One point requiring attention when determining object parts is that the setup of a process or subprocess may have an impact on the chance of failure. In this case, it is wise to incorporate the relevant (sub)process descriptions as an object part. This means that in addition to the system, the process is also included in the test – e.g. an acceptance test.


The division into object parts makes it possible to realise more refinement later in selecting the test coverage. An important point requiring attention here is that the division into object parts depends on the characteristic. For instance, the characteristic ‘functionality’ is divided into object parts in a different way than ‘performance’ or ‘security’. To improve recognisability, we recommend aligning the division with that used in the design unless there are good reasons for deviating from this rule.


Characteristic Object parts    
Functionality Subsystem 1 Subsystem 2 Total system
Performance Batch process 1 Online transaction 2  

Object parts per characteristic

From the functional point of view, the system can be split up into 2 big subsystems that can be tested separately. An integral test of the total system is necessary as well. This means a division into three object parts. The characteristic ‘Performance’ distinguishes between the online and batch performance, i.e. what is the direct response to an online transaction 2 and what is the time required to execute batch process 1.


It is difficult to provide a clear guideline for the number of object parts into which a test object should be split up. The detail level used for the division into object parts depends heavily on the level at which the product requirements are formulated. The greater the detail level, the greater the number of object parts. Generally speaking, a maximum of seven object parts is manageable, but we see situations with dozens of object parts in actual practice. In this situation, each function in the system is treated as an object part. The advantage of this division is the possibility of a highly detailed product risk analysis. Later on, hours can be estimated and techniques allocated quickly for each function.

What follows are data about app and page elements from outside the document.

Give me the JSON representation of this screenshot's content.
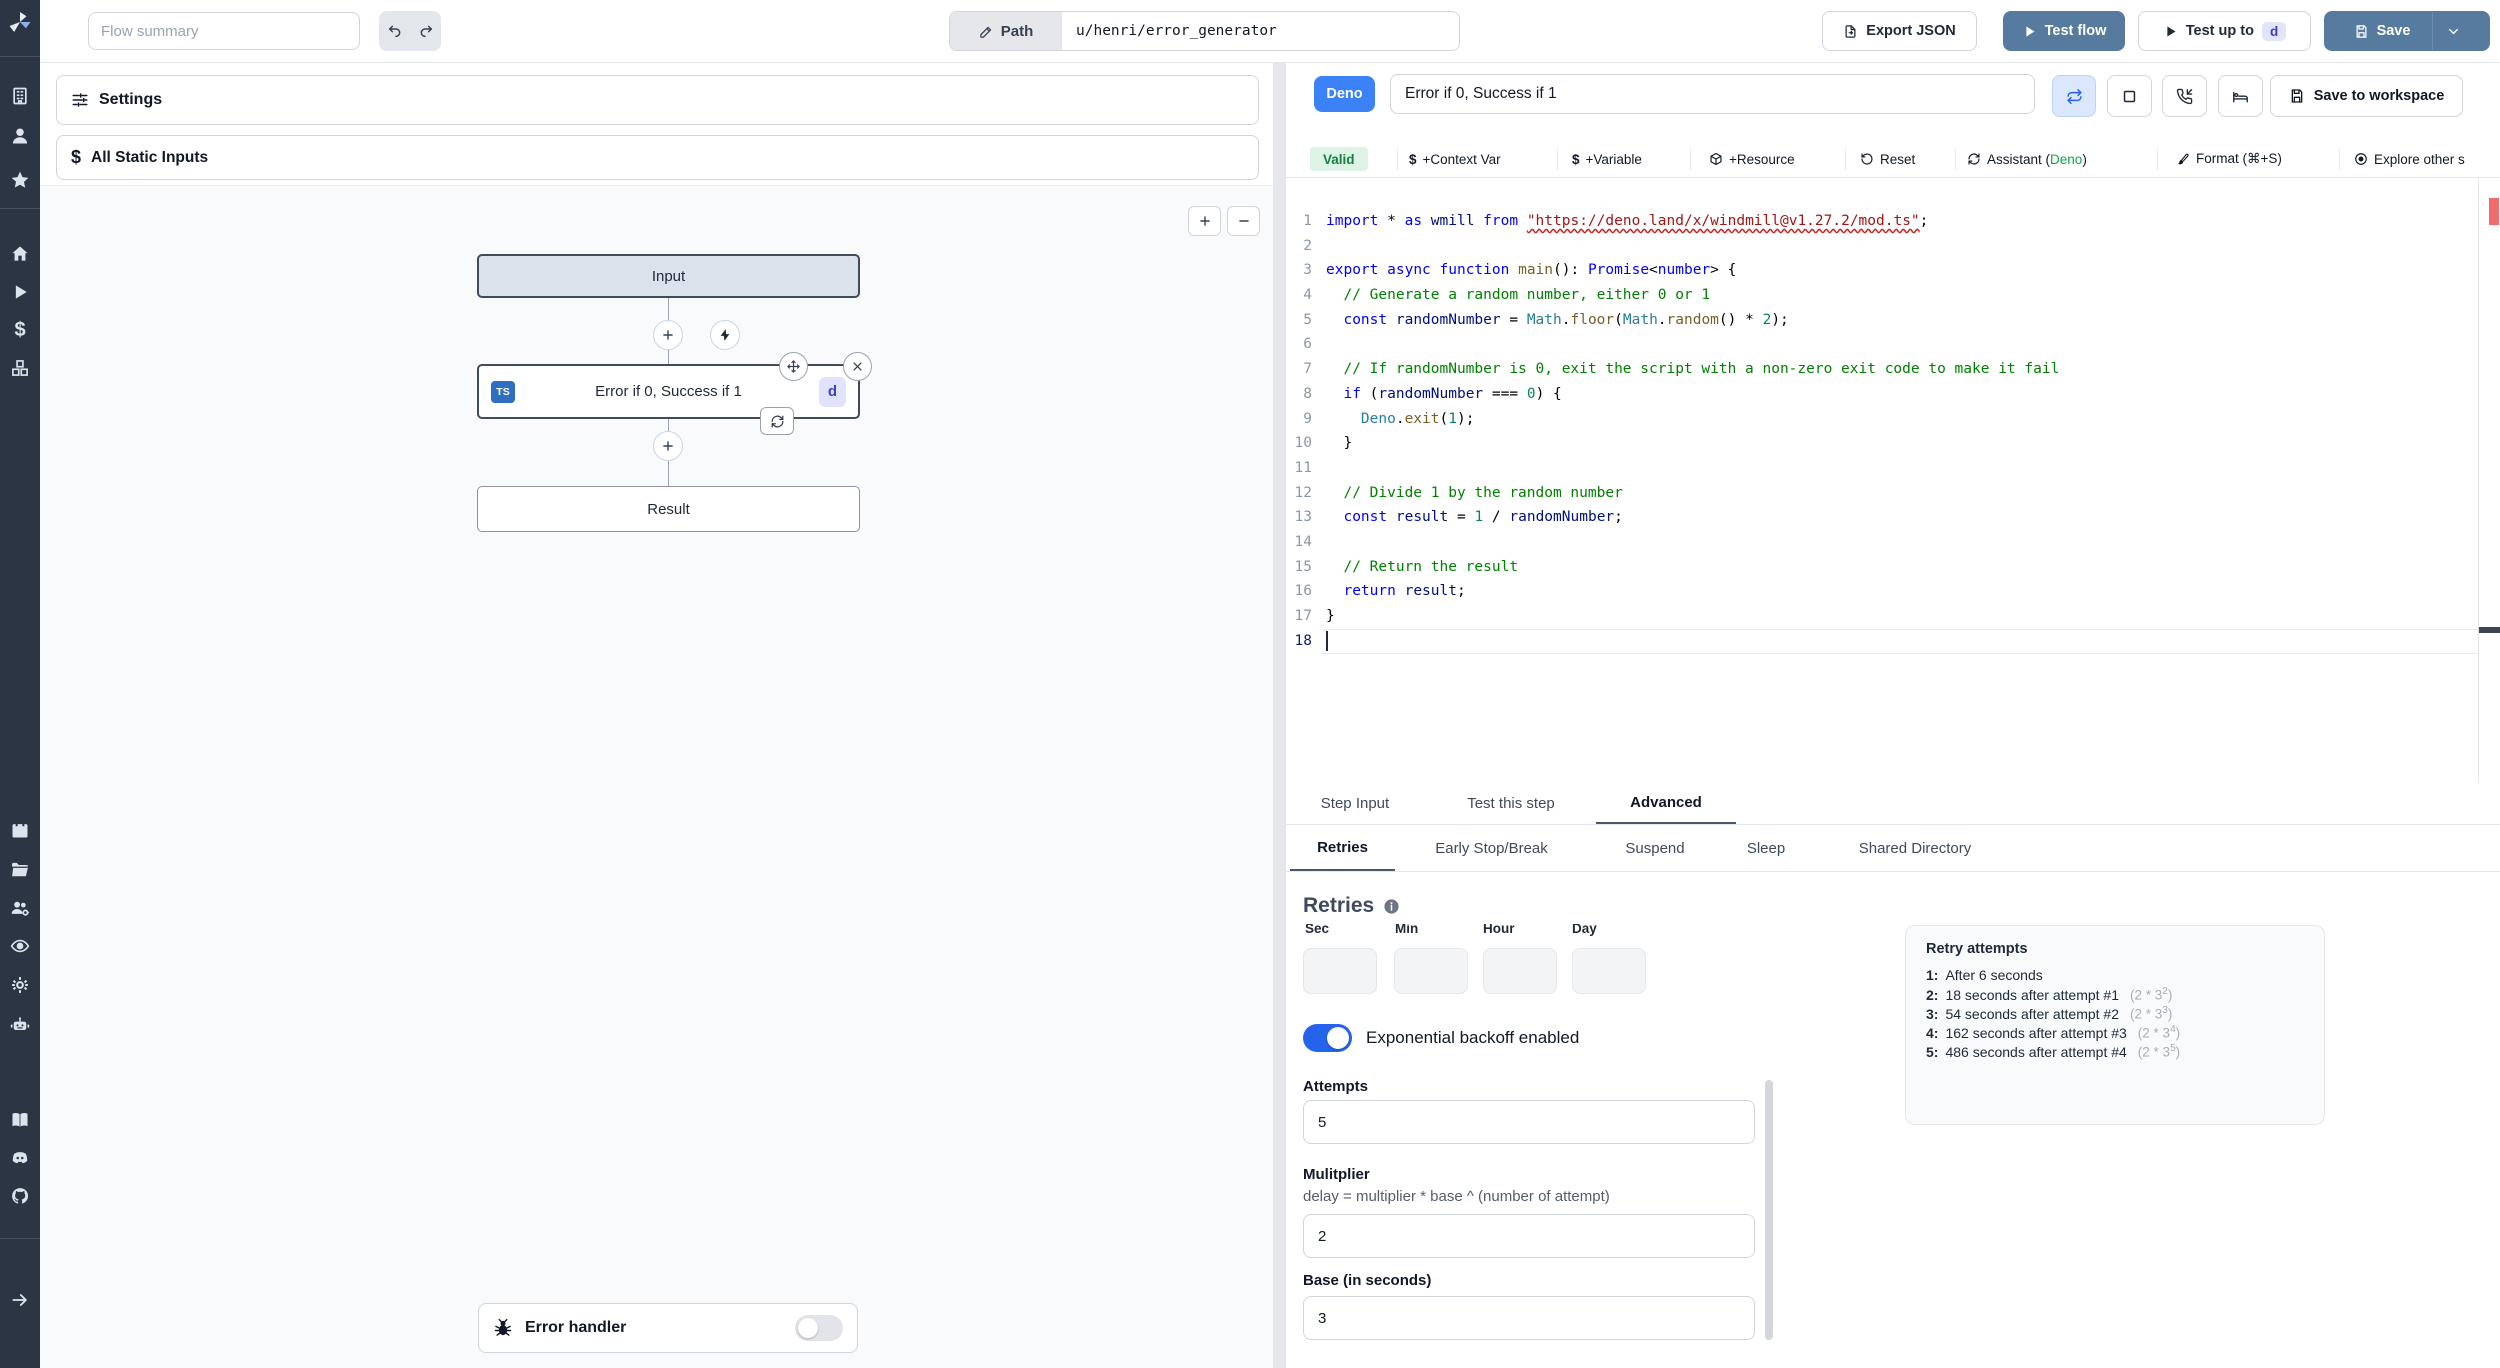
{
  "topbar": {
    "flow_summary_placeholder": "Flow summary",
    "path_label": "Path",
    "path_value": "u/henri/error_generator",
    "export_json_label": "Export JSON",
    "test_flow_label": "Test flow",
    "test_up_to_label": "Test up to",
    "test_up_to_step": "d",
    "save_label": "Save"
  },
  "flow_panel": {
    "settings_label": "Settings",
    "all_static_inputs_label": "All Static Inputs"
  },
  "canvas": {
    "input_node_label": "Input",
    "step_node_label": "Error if 0, Success if 1",
    "step_lang_badge": "TS",
    "step_id": "d",
    "result_node_label": "Result",
    "error_handler_label": "Error handler"
  },
  "editor": {
    "lang_badge": "Deno",
    "step_name": "Error if 0, Success if 1",
    "save_to_workspace_label": "Save to workspace",
    "toolbar": {
      "valid_label": "Valid",
      "context_var_label": "+Context Var",
      "variable_label": "+Variable",
      "resource_label": "+Resource",
      "reset_label": "Reset",
      "assistant_prefix": "Assistant (",
      "assistant_lang": "Deno",
      "assistant_suffix": ")",
      "format_label": "Format (⌘+S)",
      "explore_label": "Explore other s"
    },
    "active_line": 18,
    "code_lines": [
      [
        {
          "c": "kw",
          "t": "import"
        },
        {
          "c": "pl",
          "t": " * "
        },
        {
          "c": "kw",
          "t": "as"
        },
        {
          "c": "vr",
          "t": " wmill "
        },
        {
          "c": "kw",
          "t": "from"
        },
        {
          "c": "pl",
          "t": " "
        },
        {
          "c": "st sq",
          "t": "\"https://deno.land/x/windmill@v1.27.2/mod.ts\""
        },
        {
          "c": "pl",
          "t": ";"
        }
      ],
      [],
      [
        {
          "c": "kw",
          "t": "export"
        },
        {
          "c": "pl",
          "t": " "
        },
        {
          "c": "kw",
          "t": "async"
        },
        {
          "c": "pl",
          "t": " "
        },
        {
          "c": "kw",
          "t": "function"
        },
        {
          "c": "pl",
          "t": " "
        },
        {
          "c": "mt",
          "t": "main"
        },
        {
          "c": "pl",
          "t": "(): "
        },
        {
          "c": "kw",
          "t": "Promise"
        },
        {
          "c": "pl",
          "t": "<"
        },
        {
          "c": "kw",
          "t": "number"
        },
        {
          "c": "pl",
          "t": "> {"
        }
      ],
      [
        {
          "c": "cm",
          "t": "  // Generate a random number, either 0 or 1"
        }
      ],
      [
        {
          "c": "pl",
          "t": "  "
        },
        {
          "c": "kw",
          "t": "const"
        },
        {
          "c": "pl",
          "t": " "
        },
        {
          "c": "vr",
          "t": "randomNumber"
        },
        {
          "c": "pl",
          "t": " = "
        },
        {
          "c": "cl",
          "t": "Math"
        },
        {
          "c": "pl",
          "t": "."
        },
        {
          "c": "mt",
          "t": "floor"
        },
        {
          "c": "pl",
          "t": "("
        },
        {
          "c": "cl",
          "t": "Math"
        },
        {
          "c": "pl",
          "t": "."
        },
        {
          "c": "mt",
          "t": "random"
        },
        {
          "c": "pl",
          "t": "() * "
        },
        {
          "c": "nu",
          "t": "2"
        },
        {
          "c": "pl",
          "t": ");"
        }
      ],
      [],
      [
        {
          "c": "cm",
          "t": "  // If randomNumber is 0, exit the script with a non-zero exit code to make it fail"
        }
      ],
      [
        {
          "c": "pl",
          "t": "  "
        },
        {
          "c": "kw",
          "t": "if"
        },
        {
          "c": "pl",
          "t": " ("
        },
        {
          "c": "vr",
          "t": "randomNumber"
        },
        {
          "c": "pl",
          "t": " === "
        },
        {
          "c": "nu",
          "t": "0"
        },
        {
          "c": "pl",
          "t": ") {"
        }
      ],
      [
        {
          "c": "pl",
          "t": "    "
        },
        {
          "c": "cl",
          "t": "Deno"
        },
        {
          "c": "pl",
          "t": "."
        },
        {
          "c": "mt",
          "t": "exit"
        },
        {
          "c": "pl",
          "t": "("
        },
        {
          "c": "nu",
          "t": "1"
        },
        {
          "c": "pl",
          "t": ");"
        }
      ],
      [
        {
          "c": "pl",
          "t": "  }"
        }
      ],
      [],
      [
        {
          "c": "cm",
          "t": "  // Divide 1 by the random number"
        }
      ],
      [
        {
          "c": "pl",
          "t": "  "
        },
        {
          "c": "kw",
          "t": "const"
        },
        {
          "c": "pl",
          "t": " "
        },
        {
          "c": "vr",
          "t": "result"
        },
        {
          "c": "pl",
          "t": " = "
        },
        {
          "c": "nu",
          "t": "1"
        },
        {
          "c": "pl",
          "t": " / "
        },
        {
          "c": "vr",
          "t": "randomNumber"
        },
        {
          "c": "pl",
          "t": ";"
        }
      ],
      [],
      [
        {
          "c": "cm",
          "t": "  // Return the result"
        }
      ],
      [
        {
          "c": "pl",
          "t": "  "
        },
        {
          "c": "kw",
          "t": "return"
        },
        {
          "c": "pl",
          "t": " "
        },
        {
          "c": "vr",
          "t": "result"
        },
        {
          "c": "pl",
          "t": ";"
        }
      ],
      [
        {
          "c": "pl",
          "t": "}"
        }
      ],
      []
    ]
  },
  "step_tabs": [
    {
      "label": "Step Input"
    },
    {
      "label": "Test this step"
    },
    {
      "label": "Advanced"
    }
  ],
  "advanced_tabs": [
    {
      "label": "Retries"
    },
    {
      "label": "Early Stop/Break"
    },
    {
      "label": "Suspend"
    },
    {
      "label": "Sleep"
    },
    {
      "label": "Shared Directory"
    }
  ],
  "retries": {
    "heading": "Retries",
    "time_units": [
      "Sec",
      "Min",
      "Hour",
      "Day"
    ],
    "exponential_label": "Exponential backoff enabled",
    "attempts_label": "Attempts",
    "attempts_value": "5",
    "multiplier_label": "Mulitplier",
    "multiplier_help": "delay = multiplier * base ^ (number of attempt)",
    "multiplier_value": "2",
    "base_label": "Base (in seconds)",
    "base_value": "3",
    "retry_card": {
      "title": "Retry attempts",
      "items": [
        {
          "n": "1:",
          "text": "After 6 seconds",
          "formula": null,
          "sup": null
        },
        {
          "n": "2:",
          "text": "18 seconds after attempt #1",
          "formula": "(2 * 3",
          "sup": "2"
        },
        {
          "n": "3:",
          "text": "54 seconds after attempt #2",
          "formula": "(2 * 3",
          "sup": "3"
        },
        {
          "n": "4:",
          "text": "162 seconds after attempt #3",
          "formula": "(2 * 3",
          "sup": "4"
        },
        {
          "n": "5:",
          "text": "486 seconds after attempt #4",
          "formula": "(2 * 3",
          "sup": "5"
        }
      ]
    }
  },
  "colors": {
    "primary_button": "#567b9e",
    "deno_badge_blue": "#3b82f6",
    "valid_green": "#15803d",
    "toggle_on_blue": "#2563eb",
    "assistant_deno_green": "#16a34a",
    "sidebar_dark": "#2c3543"
  }
}
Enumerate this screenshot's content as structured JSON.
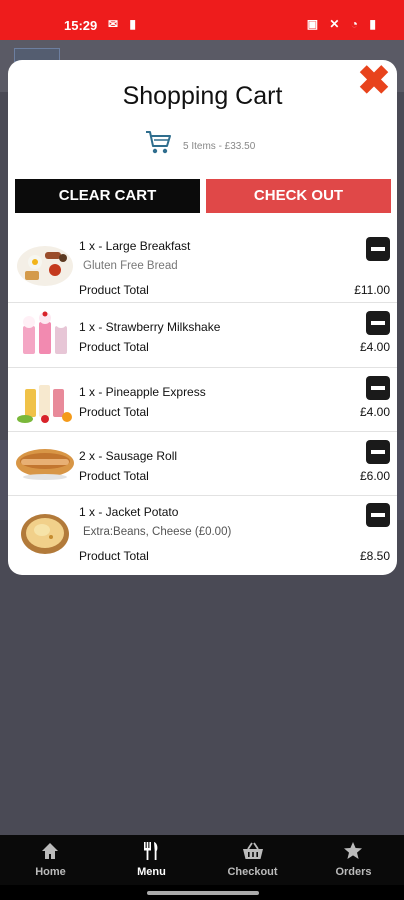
{
  "status_bar": {
    "time": "15:29"
  },
  "modal": {
    "title": "Shopping Cart",
    "cart_summary": "5 Items - £33.50",
    "clear_label": "CLEAR CART",
    "checkout_label": "CHECK OUT"
  },
  "items": [
    {
      "name": "1 x - Large Breakfast",
      "detail": "Gluten Free Bread",
      "total_label": "Product Total",
      "price": "£11.00",
      "image_icon": "breakfast-plate"
    },
    {
      "name": "1 x - Strawberry Milkshake",
      "detail": "",
      "total_label": "Product Total",
      "price": "£4.00",
      "image_icon": "milkshakes"
    },
    {
      "name": "1 x - Pineapple Express",
      "detail": "",
      "total_label": "Product Total",
      "price": "£4.00",
      "image_icon": "smoothies"
    },
    {
      "name": "2 x - Sausage Roll",
      "detail": "",
      "total_label": "Product Total",
      "price": "£6.00",
      "image_icon": "sausage-roll"
    },
    {
      "name": "1 x - Jacket Potato",
      "detail": "Extra:Beans, Cheese (£0.00)",
      "total_label": "Product Total",
      "price": "£8.50",
      "image_icon": "jacket-potato"
    }
  ],
  "tabs": [
    {
      "label": "Home",
      "icon": "home-icon"
    },
    {
      "label": "Menu",
      "icon": "cutlery-icon",
      "active": true
    },
    {
      "label": "Checkout",
      "icon": "basket-icon"
    },
    {
      "label": "Orders",
      "icon": "star-icon"
    }
  ],
  "colors": {
    "accent_red": "#ee1c1c",
    "checkout_red": "#e04848",
    "close_orange": "#e8431c"
  }
}
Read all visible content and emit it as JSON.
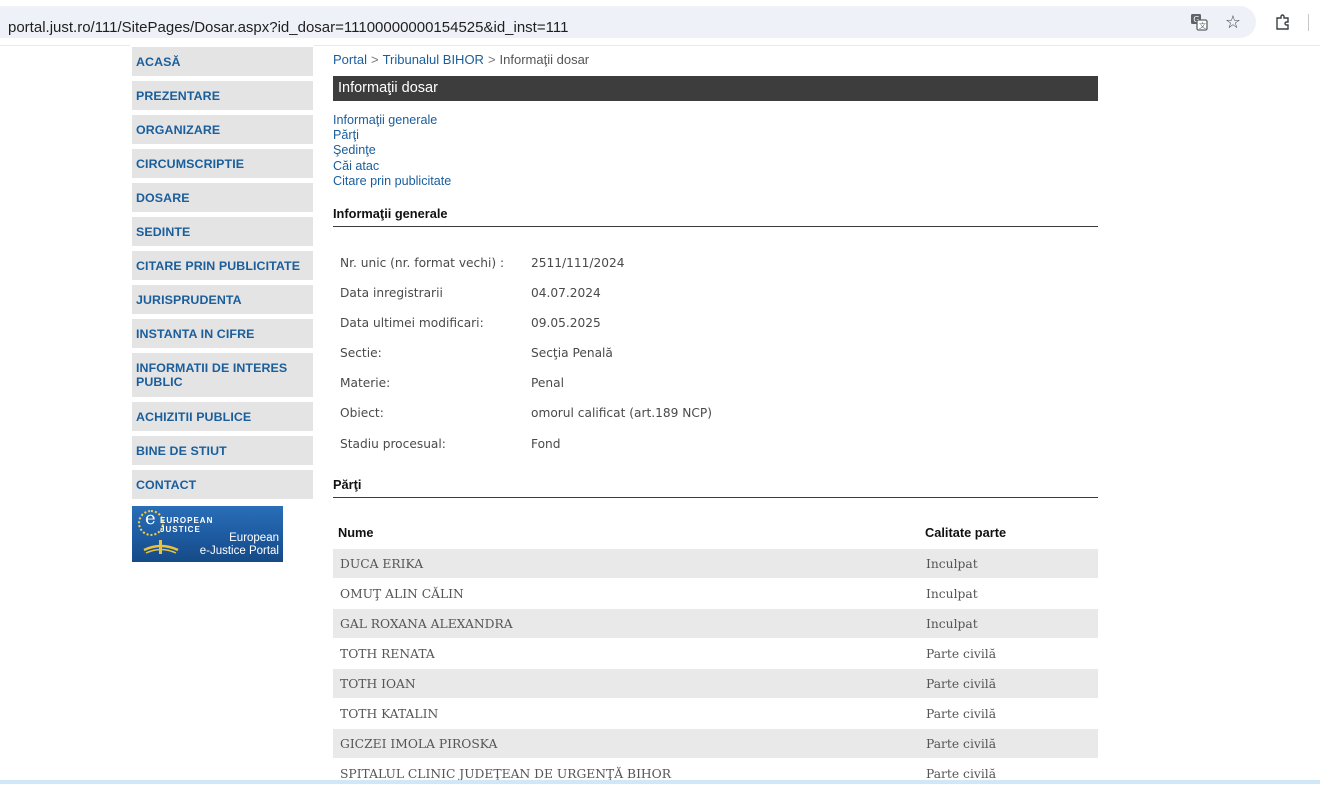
{
  "browser": {
    "url": "portal.just.ro/111/SitePages/Dosar.aspx?id_dosar=11100000000154525&id_inst=111",
    "icons": [
      "translate-icon",
      "star-icon",
      "extensions-icon"
    ]
  },
  "sidebar": {
    "items": [
      {
        "label": "ACASĂ"
      },
      {
        "label": "PREZENTARE"
      },
      {
        "label": "ORGANIZARE"
      },
      {
        "label": "CIRCUMSCRIPTIE"
      },
      {
        "label": "DOSARE"
      },
      {
        "label": "SEDINTE"
      },
      {
        "label": "CITARE PRIN PUBLICITATE"
      },
      {
        "label": "JURISPRUDENTA"
      },
      {
        "label": "INSTANTA IN CIFRE"
      },
      {
        "label": "INFORMATII DE INTERES PUBLIC"
      },
      {
        "label": "ACHIZITII PUBLICE"
      },
      {
        "label": "BINE DE STIUT"
      },
      {
        "label": "CONTACT"
      }
    ],
    "banner": {
      "logo_line1": "EUROPEAN",
      "logo_line2": "JUSTICE",
      "title_line1": "European",
      "title_line2": "e-Justice Portal"
    }
  },
  "breadcrumb": {
    "portal": "Portal",
    "sep": ">",
    "court": "Tribunalul BIHOR",
    "current": "Informaţii dosar"
  },
  "page_title": "Informaţii dosar",
  "section_links": [
    "Informaţii generale",
    "Părţi",
    "Şedinţe",
    "Căi atac",
    "Citare prin publicitate"
  ],
  "general": {
    "heading": "Informaţii generale",
    "rows": [
      {
        "label": "Nr. unic (nr. format vechi) :",
        "value": "2511/111/2024"
      },
      {
        "label": "Data inregistrarii",
        "value": "04.07.2024"
      },
      {
        "label": "Data ultimei modificari:",
        "value": "09.05.2025"
      },
      {
        "label": "Sectie:",
        "value": "Secţia Penală"
      },
      {
        "label": "Materie:",
        "value": "Penal"
      },
      {
        "label": "Obiect:",
        "value": "omorul calificat (art.189 NCP)"
      },
      {
        "label": "Stadiu procesual:",
        "value": "Fond"
      }
    ]
  },
  "parties": {
    "heading": "Părţi",
    "col_name": "Nume",
    "col_role": "Calitate parte",
    "rows": [
      {
        "name": "DUCA ERIKA",
        "role": "Inculpat"
      },
      {
        "name": "OMUŢ ALIN CĂLIN",
        "role": "Inculpat"
      },
      {
        "name": "GAL ROXANA ALEXANDRA",
        "role": "Inculpat"
      },
      {
        "name": "TOTH RENATA",
        "role": "Parte civilă"
      },
      {
        "name": "TOTH IOAN",
        "role": "Parte civilă"
      },
      {
        "name": "TOTH KATALIN",
        "role": "Parte civilă"
      },
      {
        "name": "GICZEI IMOLA PIROSKA",
        "role": "Parte civilă"
      },
      {
        "name": "SPITALUL CLINIC JUDEŢEAN DE URGENŢĂ BIHOR",
        "role": "Parte civilă"
      }
    ]
  }
}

The division into characteristic/object part combinations also allows one to distinguish strongly deviating risk parts early on in the test process. Such a part may be defined as a separate object part, for instance. This enables a diverging approach for testing different components.

Combining the damage and chance of failure elements

The inventoried damage and chance of failure elements are collected and interrelated in the table below. This makes it easier to link the results of ‘Determining the damage’ to the results of ‘Determining the chance of failure’.

Characteristic Process Product requirement Object part
Functionality Sales Compliance with the functional requirements System 1
  Sales/Advice With an eye to the legal duty of care, the advice given and how the client decides to deviate from the advice must be recorded Subsystem 1
  Sales/Advice The system must comply with the requirements for socially responsible business System 1
Security Sales

Compliance with the security policy

System X
  Sales Compliance with the security policy Web access X

Collecting table of elements inventoried.

Sometimes, one finds that processes and product requirements cannot be linked to object parts. This would mean that they will not be supported by the system. In this case, the test manager must check with the vendor whether the test object does not support those processes or product requirements. If such a process or product requirement is not supported by the test object, it counts as a defect. At a later stage, the stakeholders may decide to modify the requirements or expand the system.

The result of the preparation for the product risk analysis is an understanding of which of the damage and chance of failure elements of the test object should be incorporated into the product risk analysis.